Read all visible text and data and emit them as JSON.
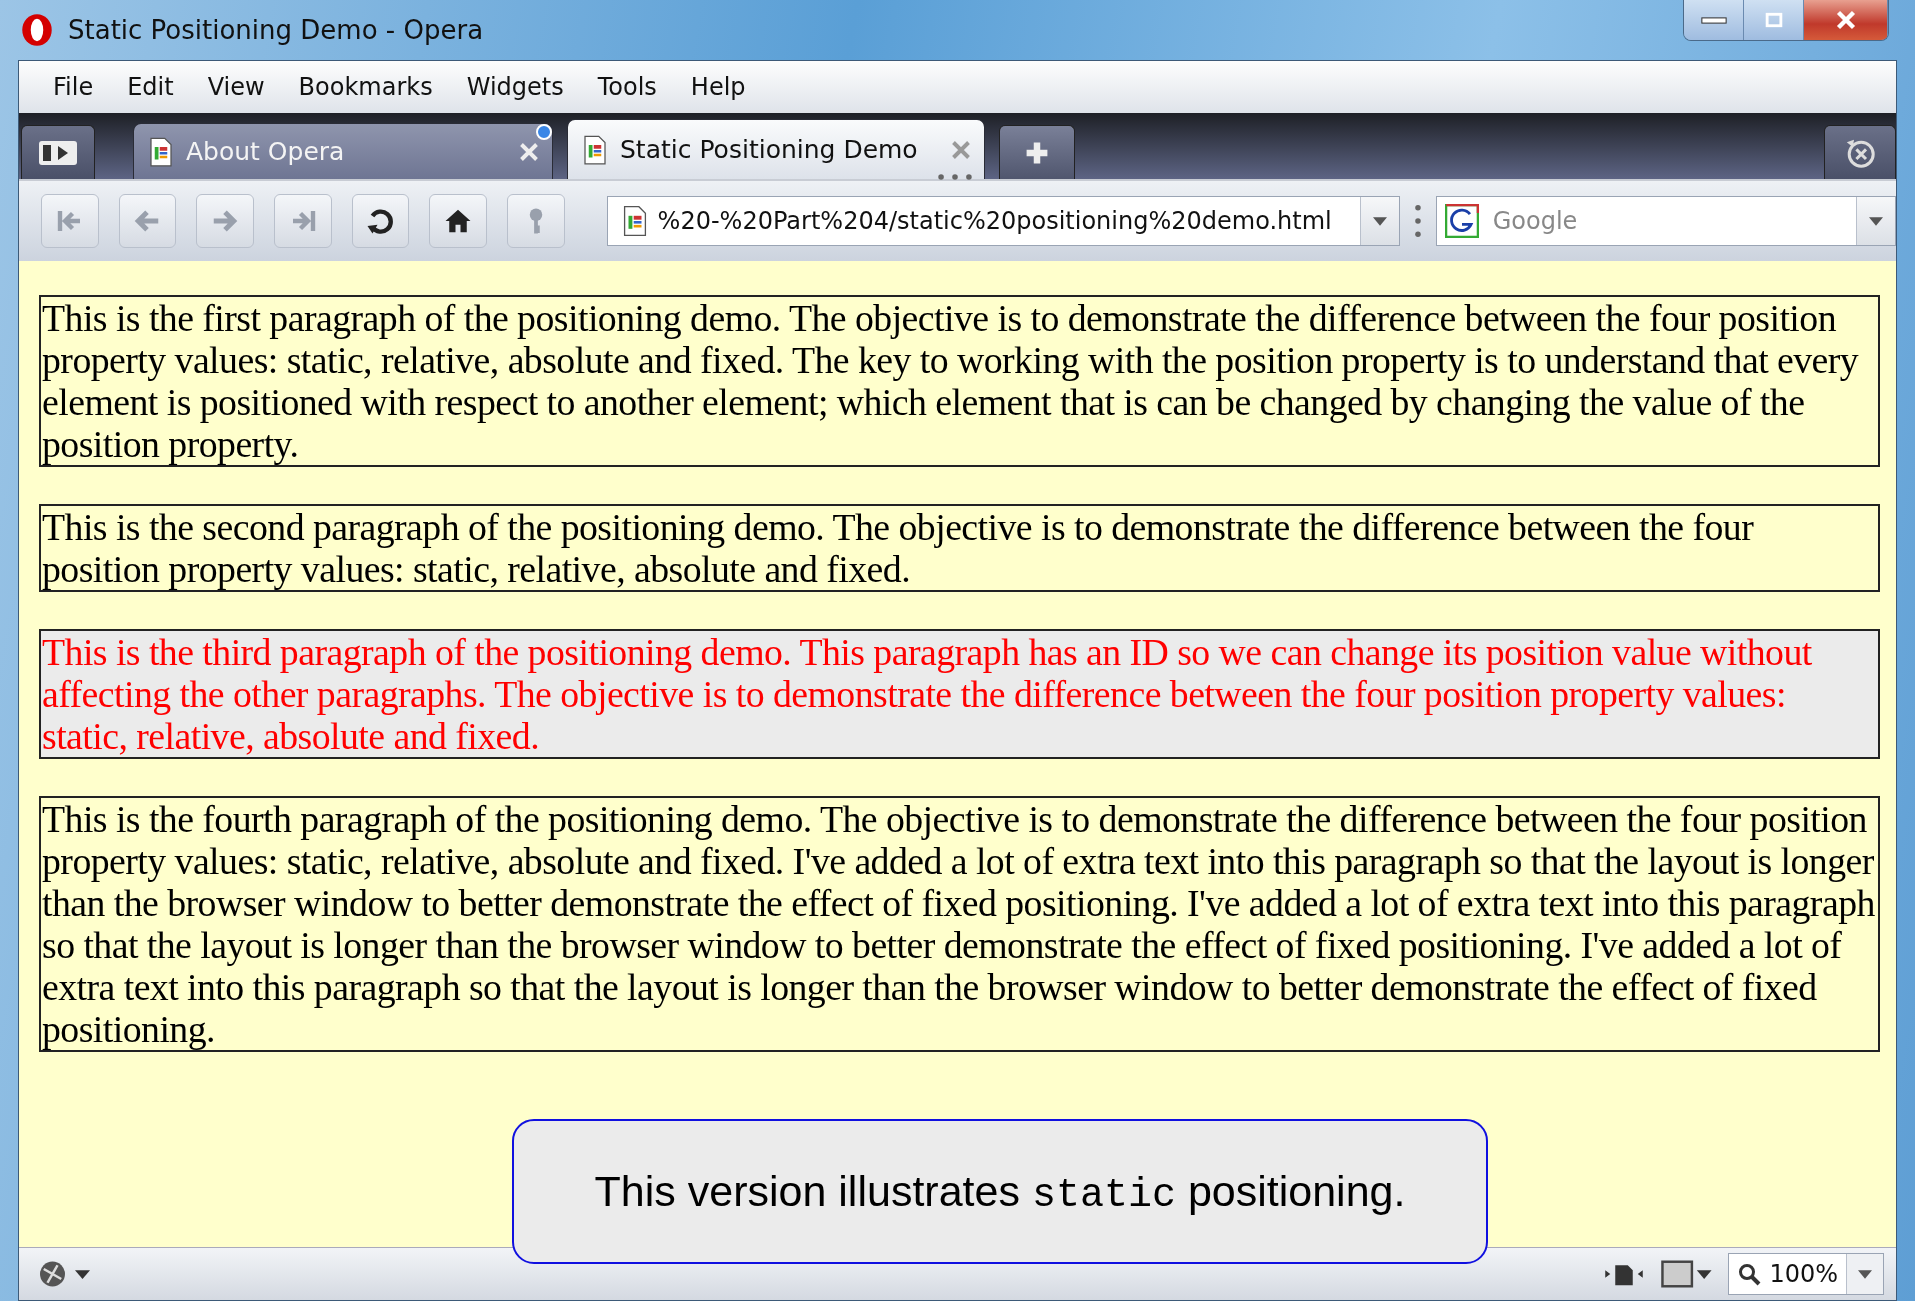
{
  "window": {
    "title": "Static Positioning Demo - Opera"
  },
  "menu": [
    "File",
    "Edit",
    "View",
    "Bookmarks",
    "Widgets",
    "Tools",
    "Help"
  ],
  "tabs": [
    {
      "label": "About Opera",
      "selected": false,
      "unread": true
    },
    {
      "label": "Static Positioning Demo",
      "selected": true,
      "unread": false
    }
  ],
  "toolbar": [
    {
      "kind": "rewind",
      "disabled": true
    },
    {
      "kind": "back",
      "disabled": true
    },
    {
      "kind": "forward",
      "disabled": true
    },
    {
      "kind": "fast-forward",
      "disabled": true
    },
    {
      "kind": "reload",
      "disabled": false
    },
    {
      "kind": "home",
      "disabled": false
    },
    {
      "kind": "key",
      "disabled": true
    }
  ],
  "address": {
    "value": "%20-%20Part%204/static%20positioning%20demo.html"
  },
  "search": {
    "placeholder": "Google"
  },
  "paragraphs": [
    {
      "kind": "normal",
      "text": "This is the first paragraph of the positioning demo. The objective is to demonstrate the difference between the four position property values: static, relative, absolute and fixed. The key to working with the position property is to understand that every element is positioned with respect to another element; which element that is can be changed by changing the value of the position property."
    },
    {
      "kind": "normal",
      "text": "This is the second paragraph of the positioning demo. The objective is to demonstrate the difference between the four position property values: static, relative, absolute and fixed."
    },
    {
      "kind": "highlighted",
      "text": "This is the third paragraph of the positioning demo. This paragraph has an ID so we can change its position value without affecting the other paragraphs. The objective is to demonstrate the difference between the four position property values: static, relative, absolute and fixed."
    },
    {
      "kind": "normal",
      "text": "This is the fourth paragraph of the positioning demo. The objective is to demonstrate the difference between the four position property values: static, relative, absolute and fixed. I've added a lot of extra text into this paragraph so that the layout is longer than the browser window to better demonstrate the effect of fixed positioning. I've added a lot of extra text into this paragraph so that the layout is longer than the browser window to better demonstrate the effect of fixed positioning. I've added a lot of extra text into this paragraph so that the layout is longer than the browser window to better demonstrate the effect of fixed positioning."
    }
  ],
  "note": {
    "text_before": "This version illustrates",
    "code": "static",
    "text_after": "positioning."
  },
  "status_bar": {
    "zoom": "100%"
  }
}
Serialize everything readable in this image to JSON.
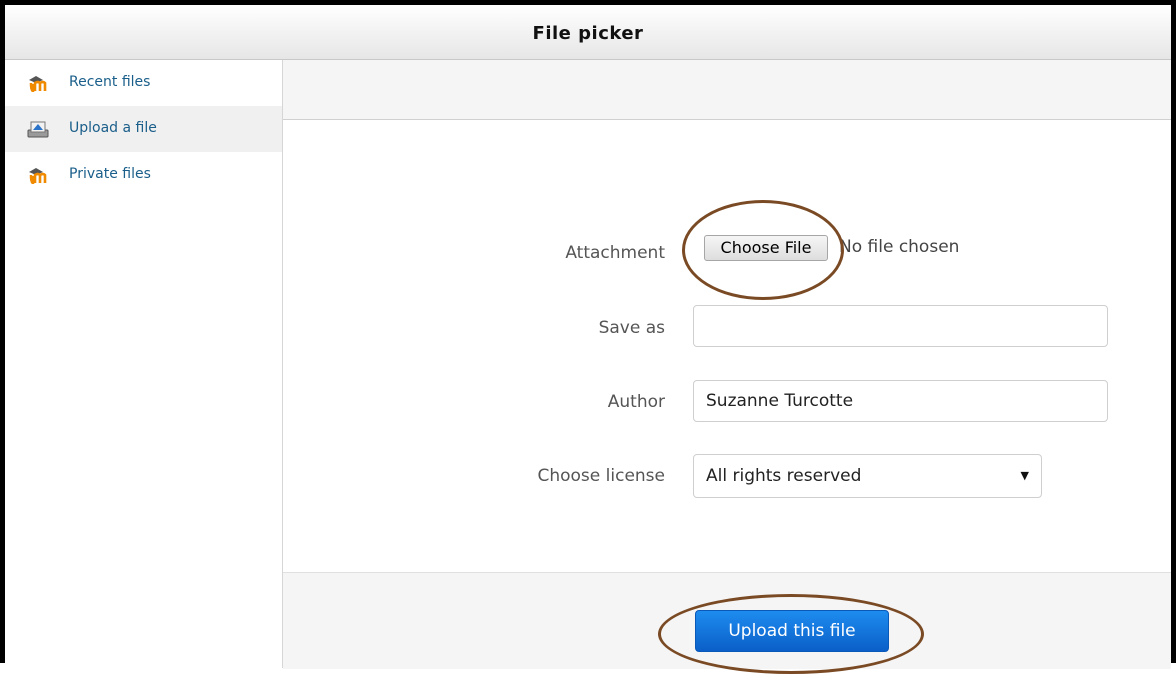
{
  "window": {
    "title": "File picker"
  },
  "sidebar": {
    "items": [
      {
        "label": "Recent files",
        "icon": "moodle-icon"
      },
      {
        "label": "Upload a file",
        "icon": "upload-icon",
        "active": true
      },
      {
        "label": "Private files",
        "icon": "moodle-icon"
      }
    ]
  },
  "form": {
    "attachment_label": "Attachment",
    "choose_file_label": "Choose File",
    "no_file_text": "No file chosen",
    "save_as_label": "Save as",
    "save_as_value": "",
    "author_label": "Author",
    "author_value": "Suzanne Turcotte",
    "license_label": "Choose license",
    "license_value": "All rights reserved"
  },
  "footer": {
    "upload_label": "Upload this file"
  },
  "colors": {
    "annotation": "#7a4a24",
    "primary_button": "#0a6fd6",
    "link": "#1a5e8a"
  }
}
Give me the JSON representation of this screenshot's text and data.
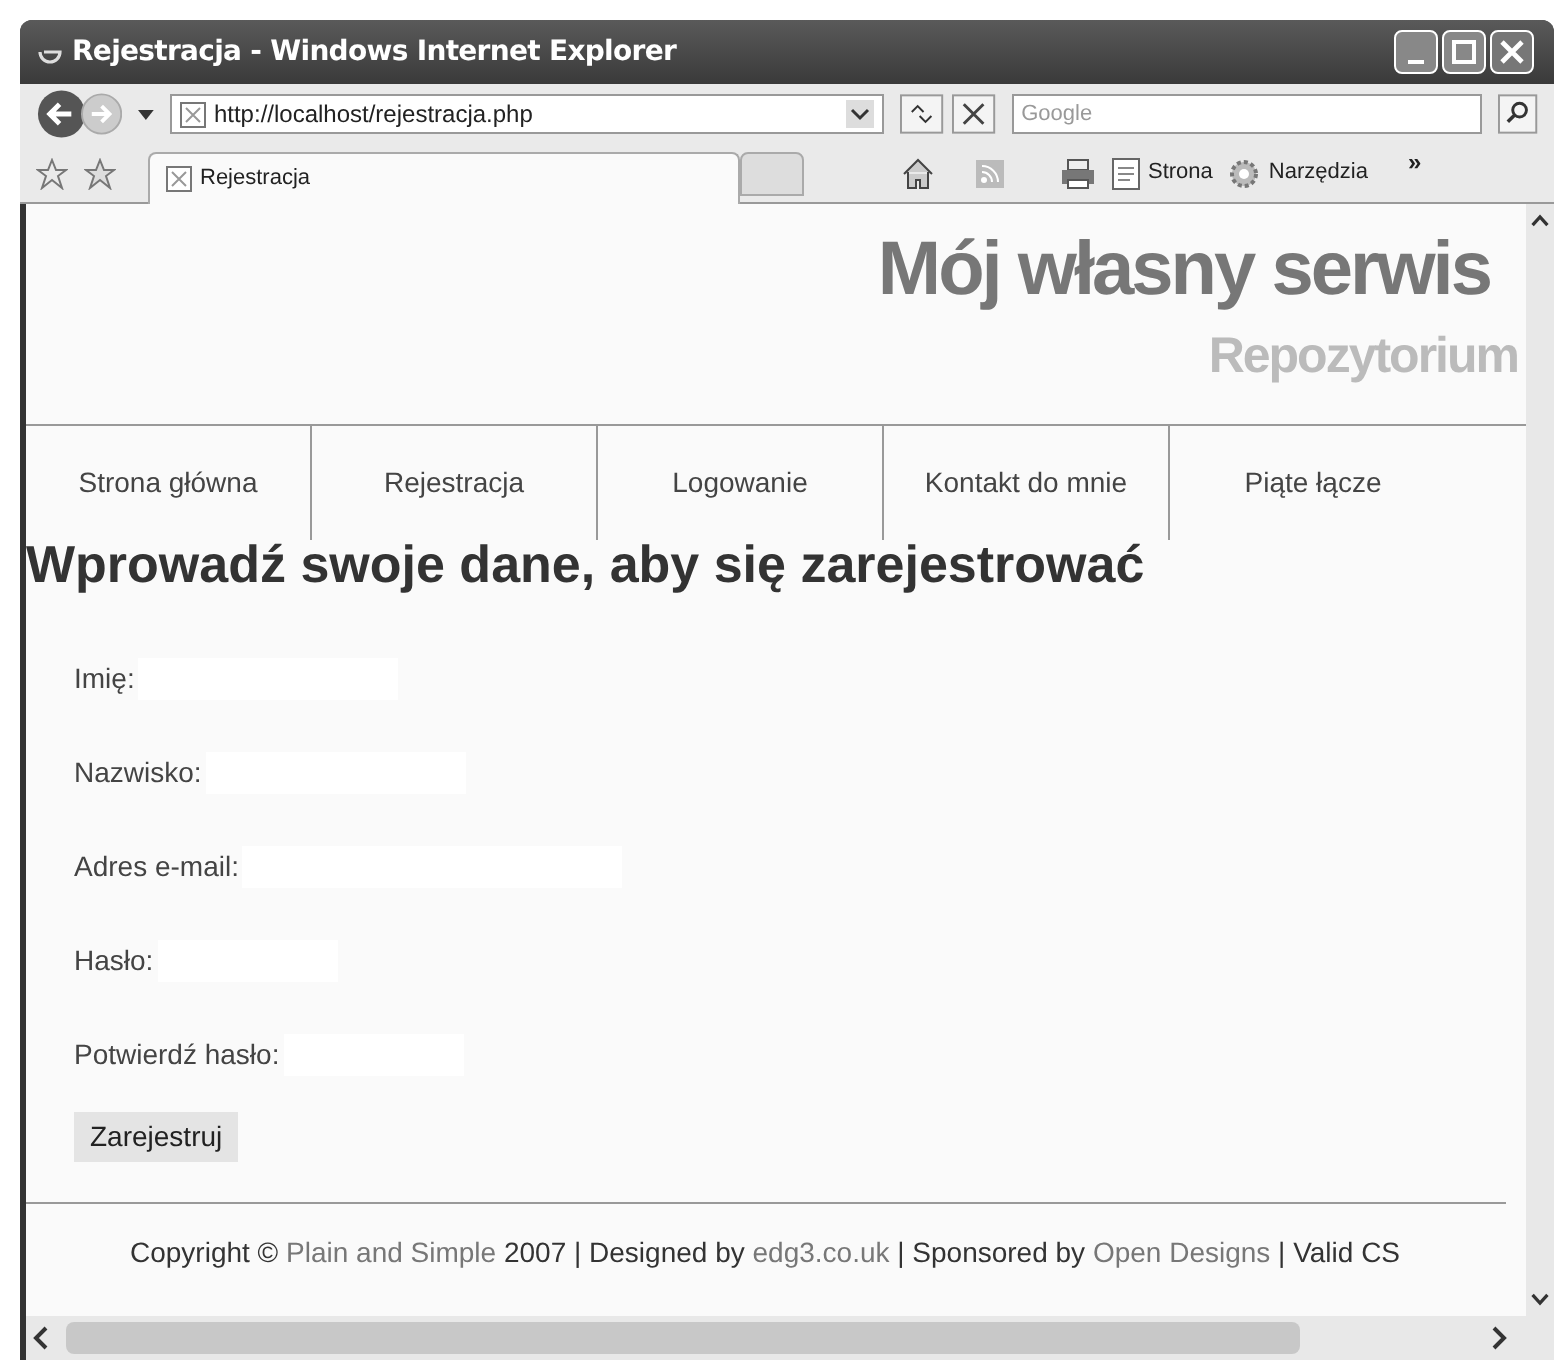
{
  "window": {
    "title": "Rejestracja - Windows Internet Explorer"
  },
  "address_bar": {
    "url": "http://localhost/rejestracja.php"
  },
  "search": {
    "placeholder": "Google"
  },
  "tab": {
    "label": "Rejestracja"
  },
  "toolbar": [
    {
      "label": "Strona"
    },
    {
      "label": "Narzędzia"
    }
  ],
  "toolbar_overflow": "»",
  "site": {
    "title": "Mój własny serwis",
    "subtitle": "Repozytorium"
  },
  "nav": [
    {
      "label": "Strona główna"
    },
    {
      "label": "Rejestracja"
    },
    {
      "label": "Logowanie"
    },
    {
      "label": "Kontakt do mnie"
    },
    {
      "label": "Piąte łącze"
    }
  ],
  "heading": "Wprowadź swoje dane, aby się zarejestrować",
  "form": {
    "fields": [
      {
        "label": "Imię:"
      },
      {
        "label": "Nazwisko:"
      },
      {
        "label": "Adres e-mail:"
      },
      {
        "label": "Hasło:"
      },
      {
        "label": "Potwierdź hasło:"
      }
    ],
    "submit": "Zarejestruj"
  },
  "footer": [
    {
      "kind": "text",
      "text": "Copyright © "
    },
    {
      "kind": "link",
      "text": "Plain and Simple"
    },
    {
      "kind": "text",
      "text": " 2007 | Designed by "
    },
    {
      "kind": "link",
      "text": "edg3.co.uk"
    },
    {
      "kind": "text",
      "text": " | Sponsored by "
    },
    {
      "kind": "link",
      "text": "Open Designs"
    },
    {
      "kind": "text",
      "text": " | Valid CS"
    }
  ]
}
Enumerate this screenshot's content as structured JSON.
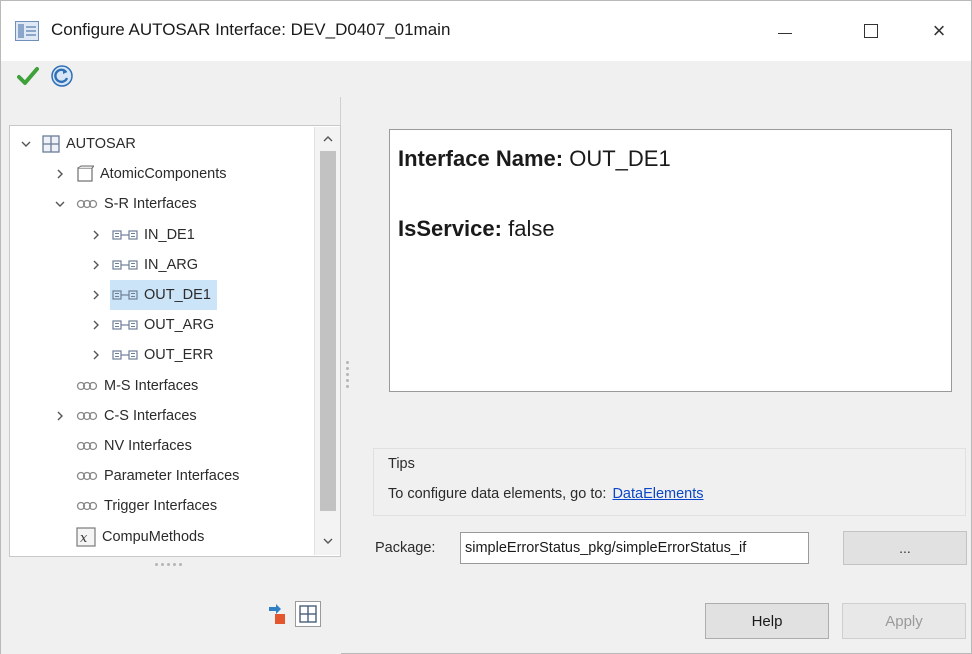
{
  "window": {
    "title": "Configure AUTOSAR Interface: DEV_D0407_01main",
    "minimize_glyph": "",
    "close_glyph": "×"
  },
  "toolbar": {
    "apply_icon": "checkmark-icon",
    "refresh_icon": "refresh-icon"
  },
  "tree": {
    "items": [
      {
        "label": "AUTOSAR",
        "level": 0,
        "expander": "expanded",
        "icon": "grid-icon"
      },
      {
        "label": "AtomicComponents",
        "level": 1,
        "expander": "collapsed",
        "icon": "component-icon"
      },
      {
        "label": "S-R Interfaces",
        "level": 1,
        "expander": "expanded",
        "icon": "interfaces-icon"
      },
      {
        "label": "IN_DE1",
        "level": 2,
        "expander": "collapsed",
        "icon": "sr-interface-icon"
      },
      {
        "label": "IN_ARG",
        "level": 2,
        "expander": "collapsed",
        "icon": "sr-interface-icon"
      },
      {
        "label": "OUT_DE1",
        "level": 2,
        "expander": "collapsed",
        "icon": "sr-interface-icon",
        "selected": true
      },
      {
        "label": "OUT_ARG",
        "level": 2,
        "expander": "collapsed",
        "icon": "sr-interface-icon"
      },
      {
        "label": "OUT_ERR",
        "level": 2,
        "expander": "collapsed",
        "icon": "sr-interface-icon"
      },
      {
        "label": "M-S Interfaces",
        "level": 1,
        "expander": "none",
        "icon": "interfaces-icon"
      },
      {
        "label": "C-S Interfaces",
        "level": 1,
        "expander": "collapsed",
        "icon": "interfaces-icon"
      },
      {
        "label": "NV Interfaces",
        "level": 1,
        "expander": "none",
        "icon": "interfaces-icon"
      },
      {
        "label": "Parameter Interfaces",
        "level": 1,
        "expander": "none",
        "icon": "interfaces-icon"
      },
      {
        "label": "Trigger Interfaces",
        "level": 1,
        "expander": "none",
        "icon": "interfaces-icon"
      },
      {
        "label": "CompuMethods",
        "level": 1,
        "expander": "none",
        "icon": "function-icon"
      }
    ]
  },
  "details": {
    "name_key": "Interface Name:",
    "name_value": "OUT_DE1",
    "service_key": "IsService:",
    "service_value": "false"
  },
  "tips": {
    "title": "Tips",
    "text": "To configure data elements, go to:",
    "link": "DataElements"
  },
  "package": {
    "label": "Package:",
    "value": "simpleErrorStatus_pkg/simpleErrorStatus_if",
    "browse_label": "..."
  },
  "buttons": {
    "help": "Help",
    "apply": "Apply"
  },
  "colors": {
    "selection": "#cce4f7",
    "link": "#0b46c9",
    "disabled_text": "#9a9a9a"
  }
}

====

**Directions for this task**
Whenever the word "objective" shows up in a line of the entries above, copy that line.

**Answer for the task**
      "text": "This is the first paragraph of the positioning demo. The objective is to demonstrate the difference between the four position property values: static, relative, absolute and fixed. The key to working with the position property is to understand that every element is positioned with respect to another element; which element that is can be changed by changing the value of the position property."
      "text": "This is the second paragraph of the positioning demo. The objective is to demonstrate the difference between the four position property values: static, relative, absolute and fixed."
      "text": "This is the third paragraph of the positioning demo. This paragraph has an ID so we can change its position value without affecting the other paragraphs. The objective is to demonstrate the difference between the four position property values: static, relative, absolute and fixed."
      "text": "This is the fourth paragraph of the positioning demo. The objective is to demonstrate the difference between the four position property values: static, relative, absolute and fixed. I've added a lot of extra text into this paragraph so that the layout is longer than the browser window to better demonstrate the effect of fixed positioning. I've added a lot of extra text into this paragraph so that the layout is longer than the browser window to better demonstrate the effect of fixed positioning. I've added a lot of extra text into this paragraph so that the layout is longer than the browser window to better demonstrate the effect of fixed positioning."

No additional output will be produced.